by Wendy Strgar September 13, 2018
“My destination is no longer a place, but a new way of seeing.” –Marcel Proust
I lost my son Ian and life has become a deep haze of grief. Time is meaningless except for the vast swaths of the future that is lost to us. All the plans, all that was saved and counted on dissolving like salt in a watery broth of tears. And the inability to reconcile reality – the immediacy and permanence of death seems impossible for my beautiful 26-year-old boy.
I am often speechless which is an unknown territory for me. There are no words that do not provoke the inconsolable brokenness that now resides where my heart once was. Witnessing this loss transform the soul of our family and how the devastation is embodied by my other children and my husband brings me to my knees.
Here is the only thing that I know now. That love is the only reason we are here. That however many days you have to love those near you is the totality of what your life means when it ends, when any part of it ends. For years I have written about the last moments of life, where the only thing that remains real is those we love and those who loved us. I know this is what held my boy’s heart as he took his last breath and I feel the enormity of his grief larger than my own many days.
We will never be the same, but one day when the enormity of this loss has lost all of its ragged edges, we will never take another precious moment of a single day for granted. All those years that I practiced imagining that this was the last time I would see one of my beloved children didn’t scratch the surface of the irreconcilable reality of his absence, but it is in the end a worthy practice.
What I wouldn’t give for one more day with that boy. Everything. Because now I know that every problem I ever thought I had was actually me having fun, doing work that I choose. I can’t believe how much time I wasted not loving the challenges. NO more.
If losing Ian offers anything redeemable it is this- that all I have time left for in this life is love. Loving it all, all the time.
by Wendy Strgar July 26, 2018
by Wendy Strgar July 12, 2018
by Wendy Strgar June 13, 2018

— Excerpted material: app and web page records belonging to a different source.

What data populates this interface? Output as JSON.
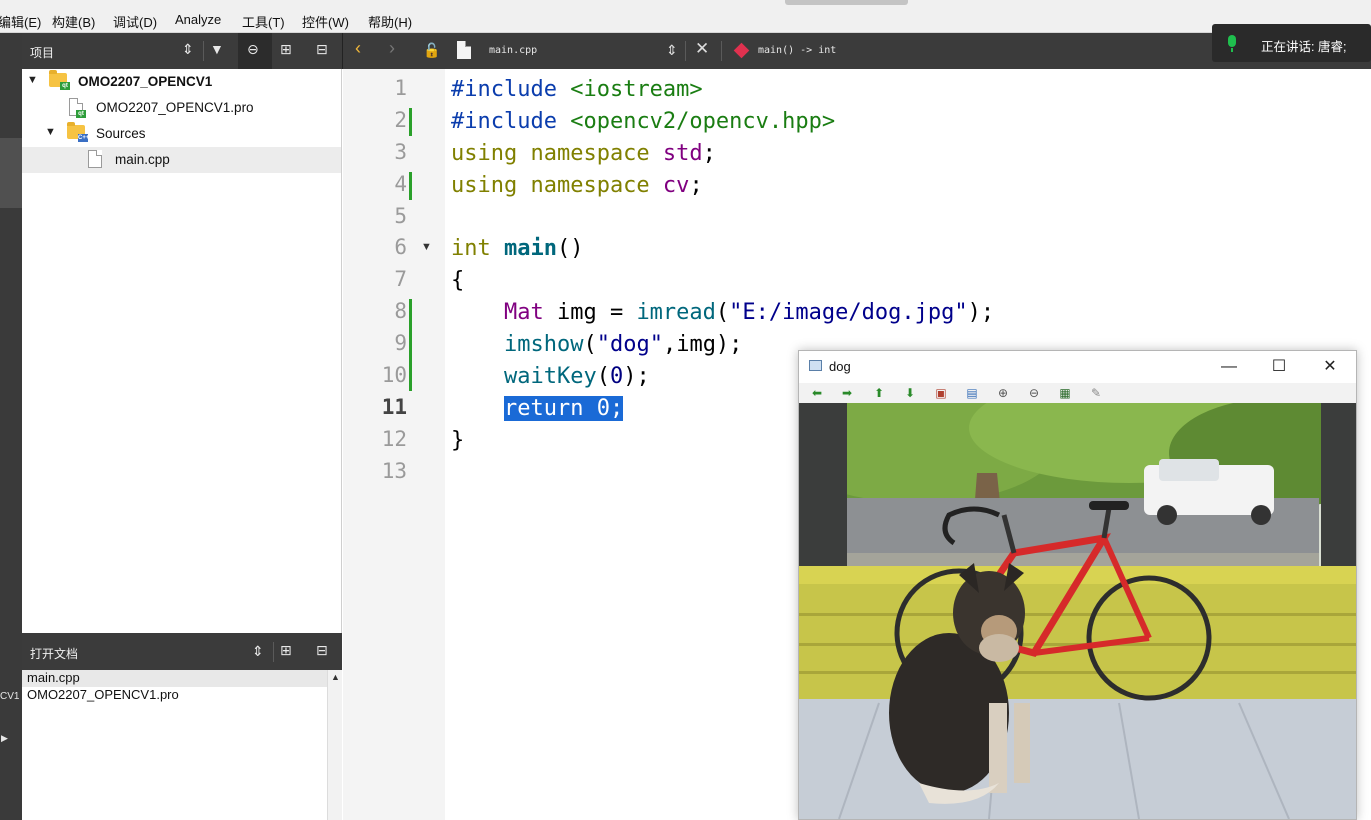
{
  "menubar": {
    "items": [
      "编辑(E)",
      "构建(B)",
      "调试(D)",
      "Analyze",
      "工具(T)",
      "控件(W)",
      "帮助(H)"
    ]
  },
  "modebar": {
    "clipped_label": "CV1"
  },
  "project_panel": {
    "title": "项目",
    "tree": {
      "project": "OMO2207_OPENCV1",
      "pro_file": "OMO2207_OPENCV1.pro",
      "sources_folder": "Sources",
      "source_file": "main.cpp"
    }
  },
  "open_documents": {
    "title": "打开文档",
    "items": [
      "main.cpp",
      "OMO2207_OPENCV1.pro"
    ]
  },
  "editor_toolbar": {
    "file_name": "main.cpp",
    "symbol": "main() -> int"
  },
  "speaking_notice": "正在讲话: 唐睿;",
  "editor": {
    "current_line": 11,
    "line_numbers": [
      "1",
      "2",
      "3",
      "4",
      "5",
      "6",
      "7",
      "8",
      "9",
      "10",
      "11",
      "12",
      "13"
    ],
    "lines": {
      "l1a": "#include",
      "l1b": " <iostream>",
      "l2a": "#include",
      "l2b": " <opencv2/opencv.hpp>",
      "l3a": "using namespace",
      "l3b": " std",
      "l3c": ";",
      "l4a": "using namespace",
      "l4b": " cv",
      "l4c": ";",
      "l6a": "int",
      "l6b": " main",
      "l6c": "()",
      "l7": "{",
      "l8a": "    Mat",
      "l8b": " img = ",
      "l8c": "imread",
      "l8d": "(",
      "l8e": "\"E:/image/dog.jpg\"",
      "l8f": ");",
      "l9a": "    ",
      "l9b": "imshow",
      "l9c": "(",
      "l9d": "\"dog\"",
      "l9e": ",img);",
      "l10a": "    ",
      "l10b": "waitKey",
      "l10c": "(",
      "l10d": "0",
      "l10e": ");",
      "l11a": "    ",
      "l11b": "return 0;",
      "l12": "}"
    }
  },
  "image_window": {
    "title": "dog",
    "buttons": {
      "minimize": "—",
      "maximize": "☐",
      "close": "✕"
    },
    "toolbar_icons": [
      "arrow-left-icon",
      "arrow-right-icon",
      "arrow-up-icon",
      "arrow-down-icon",
      "image-icon",
      "save-image-icon",
      "zoom-in-icon",
      "zoom-out-icon",
      "save-icon",
      "properties-icon"
    ]
  },
  "colors": {
    "dark_panel": "#3b3b3b",
    "selection": "#1a6ad6",
    "change_marker": "#2aa02a"
  }
}
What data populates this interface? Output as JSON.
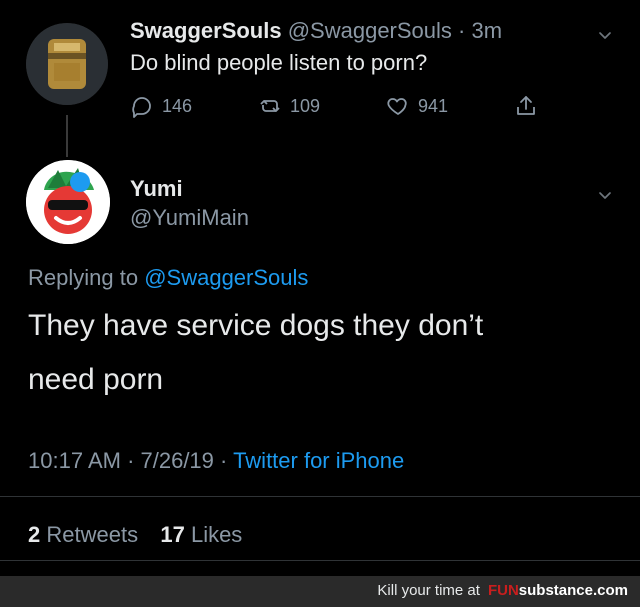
{
  "tweet1": {
    "author_name": "SwaggerSouls",
    "author_handle": "@SwaggerSouls",
    "time_ago": "3m",
    "text": "Do blind people listen to porn?",
    "reply_count": "146",
    "retweet_count": "109",
    "like_count": "941"
  },
  "tweet2": {
    "author_name": "Yumi",
    "author_handle": "@YumiMain",
    "replying_to_prefix": "Replying to",
    "replying_to_handle": "@SwaggerSouls",
    "text_line1": "They have service dogs they don’t",
    "text_line2": "need porn",
    "timestamp": "10:17 AM · 7/26/19 ·",
    "source": "Twitter for iPhone",
    "retweets_count": "2",
    "retweets_label": "Retweets",
    "likes_count": "17",
    "likes_label": "Likes"
  },
  "footer": {
    "text": "Kill your time at",
    "brand_left": "FUN",
    "brand_right": "substance.com"
  },
  "colors": {
    "accent": "#1d9bf0",
    "background": "#000000",
    "muted": "#8b98a5",
    "brand_red": "#c81e1e"
  }
}
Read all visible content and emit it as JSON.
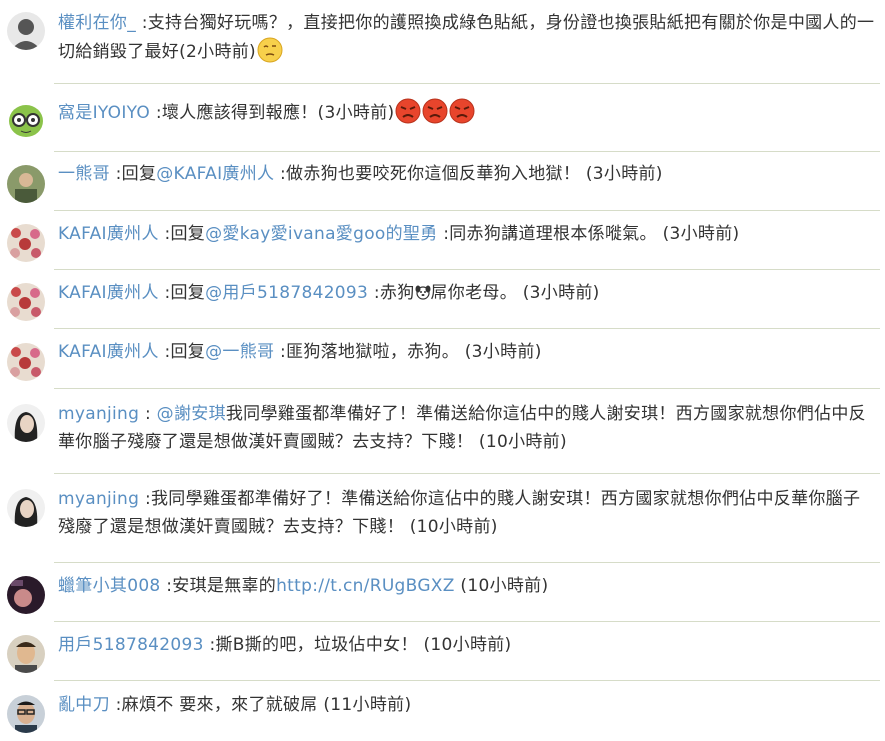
{
  "comments": [
    {
      "user": "權利在你_",
      "prefix": "",
      "mention": "",
      "text": "支持台獨好玩嗎？，直接把你的護照換成綠色貼紙，身份證也換張貼紙把有關於你是中國人的一切給銷毀了最好",
      "time": "(2小時前)",
      "avatar": "gray-silhouette-avatar"
    },
    {
      "user": "窩是IYOIYO",
      "prefix": "",
      "mention": "",
      "text": "壞人應該得到報應！",
      "time": "(3小時前)",
      "avatar": "green-cartoon-avatar"
    },
    {
      "user": "一熊哥",
      "prefix": "回复",
      "mention": "@KAFAI廣州人",
      "text": "做赤狗也要咬死你這個反華狗入地獄！",
      "time": "(3小時前)",
      "avatar": "photo-avatar"
    },
    {
      "user": "KAFAI廣州人",
      "prefix": "回复",
      "mention": "@愛kay愛ivana愛goo的聖勇",
      "text": "同赤狗講道理根本係嘥氣。",
      "time": "(3小時前)",
      "avatar": "floral-avatar"
    },
    {
      "user": "KAFAI廣州人",
      "prefix": "回复",
      "mention": "@用戶5187842093",
      "text_a": "赤狗",
      "text_b": "屌你老母。",
      "time": "(3小時前)",
      "avatar": "floral-avatar"
    },
    {
      "user": "KAFAI廣州人",
      "prefix": "回复",
      "mention": "@一熊哥",
      "text": "匪狗落地獄啦，赤狗。",
      "time": "(3小時前)",
      "avatar": "floral-avatar"
    },
    {
      "user": "myanjing",
      "prefix": "",
      "mention": "@謝安琪",
      "text": "我同學雞蛋都準備好了！準備送給你這佔中的賤人謝安琪！西方國家就想你們佔中反華你腦子殘廢了還是想做漢奸賣國賊？去支持？下賤！",
      "time": "(10小時前)",
      "avatar": "woman-photo-avatar"
    },
    {
      "user": "myanjing",
      "prefix": "",
      "mention": "",
      "text": "我同學雞蛋都準備好了！準備送給你這佔中的賤人謝安琪！西方國家就想你們佔中反華你腦子殘廢了還是想做漢奸賣國賊？去支持？下賤！",
      "time": "(10小時前)",
      "avatar": "woman-photo-avatar"
    },
    {
      "user": "蠟筆小其008",
      "prefix": "",
      "mention": "",
      "text": "安琪是無辜的",
      "link": "http://t.cn/RUgBGXZ",
      "time": "(10小時前)",
      "avatar": "dark-photo-avatar"
    },
    {
      "user": "用戶5187842093",
      "prefix": "",
      "mention": "",
      "text": "撕B撕的吧，垃圾佔中女！",
      "time": "(10小時前)",
      "avatar": "man-photo-avatar"
    },
    {
      "user": "亂中刀",
      "prefix": "",
      "mention": "",
      "text": "麻煩不 要來，來了就破屌",
      "time": "(11小時前)",
      "avatar": "man-glasses-avatar"
    }
  ],
  "colors": {
    "link": "#5a8fc2",
    "text": "#333333",
    "separator": "#d6dcc8"
  }
}
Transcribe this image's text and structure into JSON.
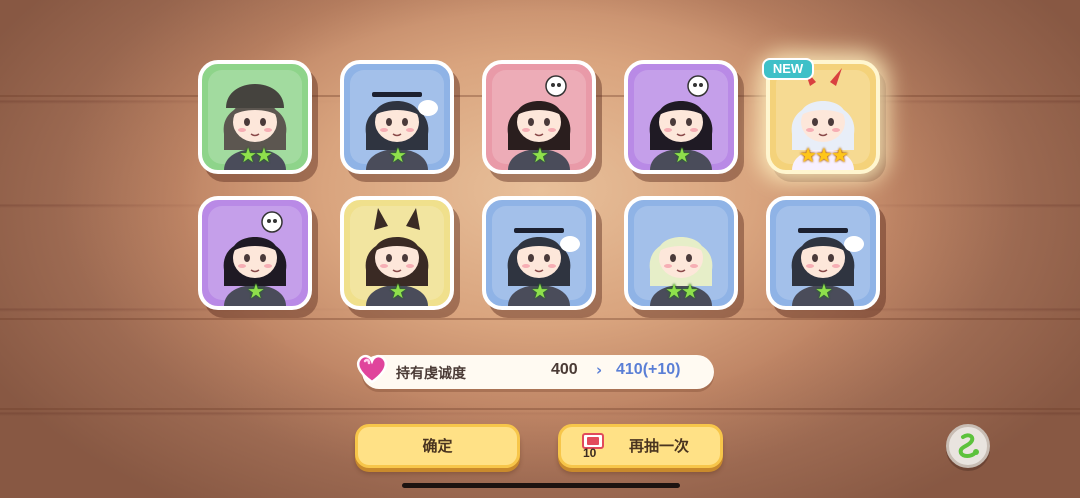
{
  "cards": [
    {
      "bg": "green",
      "stars": 2,
      "star_color": "green",
      "portrait_icon": "soldier-helmet-character",
      "hair": "#5c5650",
      "is_new": false
    },
    {
      "bg": "blue",
      "stars": 1,
      "star_color": "green",
      "portrait_icon": "headband-girl-with-bowl",
      "hair": "#2f3440",
      "is_new": false
    },
    {
      "bg": "pink",
      "stars": 1,
      "star_color": "green",
      "portrait_icon": "skull-hat-girl",
      "hair": "#2a1e1e",
      "is_new": false
    },
    {
      "bg": "purple",
      "stars": 1,
      "star_color": "green",
      "portrait_icon": "skull-hat-long-hair-girl",
      "hair": "#1f1a24",
      "is_new": false
    },
    {
      "bg": "gold",
      "stars": 3,
      "star_color": "gold",
      "portrait_icon": "white-hair-horned-girl",
      "hair": "#e8eef8",
      "is_new": true
    },
    {
      "bg": "purple",
      "stars": 1,
      "star_color": "green",
      "portrait_icon": "skull-hat-long-hair-girl",
      "hair": "#1f1a24",
      "is_new": false
    },
    {
      "bg": "yellow",
      "stars": 1,
      "star_color": "green",
      "portrait_icon": "wolf-ear-girl",
      "hair": "#3a2a24",
      "is_new": false
    },
    {
      "bg": "blue",
      "stars": 1,
      "star_color": "green",
      "portrait_icon": "headband-girl-with-bowl",
      "hair": "#2f3440",
      "is_new": false
    },
    {
      "bg": "blue",
      "stars": 2,
      "star_color": "green",
      "portrait_icon": "green-hair-girl",
      "hair": "#e6eec8",
      "is_new": false
    },
    {
      "bg": "blue",
      "stars": 1,
      "star_color": "green",
      "portrait_icon": "headband-girl-with-bowl",
      "hair": "#2f3440",
      "is_new": false
    }
  ],
  "new_badge": "NEW",
  "devotion": {
    "label": "持有虔诚度",
    "old_value": "400",
    "arrow": "›",
    "new_value": "410(+10)",
    "icon": "heart-gem-icon"
  },
  "buttons": {
    "confirm_label": "确定",
    "redraw_label": "再抽一次",
    "ticket_count": "10",
    "ticket_icon": "ticket-icon"
  },
  "side_button_icon": "swirl-icon",
  "colors": {
    "card_green": "#8ed48a",
    "card_blue": "#8fb3e6",
    "card_pink": "#e99aa8",
    "card_purple": "#b98ae6",
    "card_yellow": "#f0e08c",
    "card_gold": "#f4d27a",
    "button_fill": "#ffe186",
    "highlight_value": "#5a7fd6",
    "new_badge": "#3ec0c8"
  }
}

I remember one of the fathers of a little girl on a soccer team I was coaching years ago who came out to me and told me he was going to go through a transgender process. We were friends, so I was able to ask him about his motivations to go through the painful and expensive process. He said he wanted to finally look how he felt.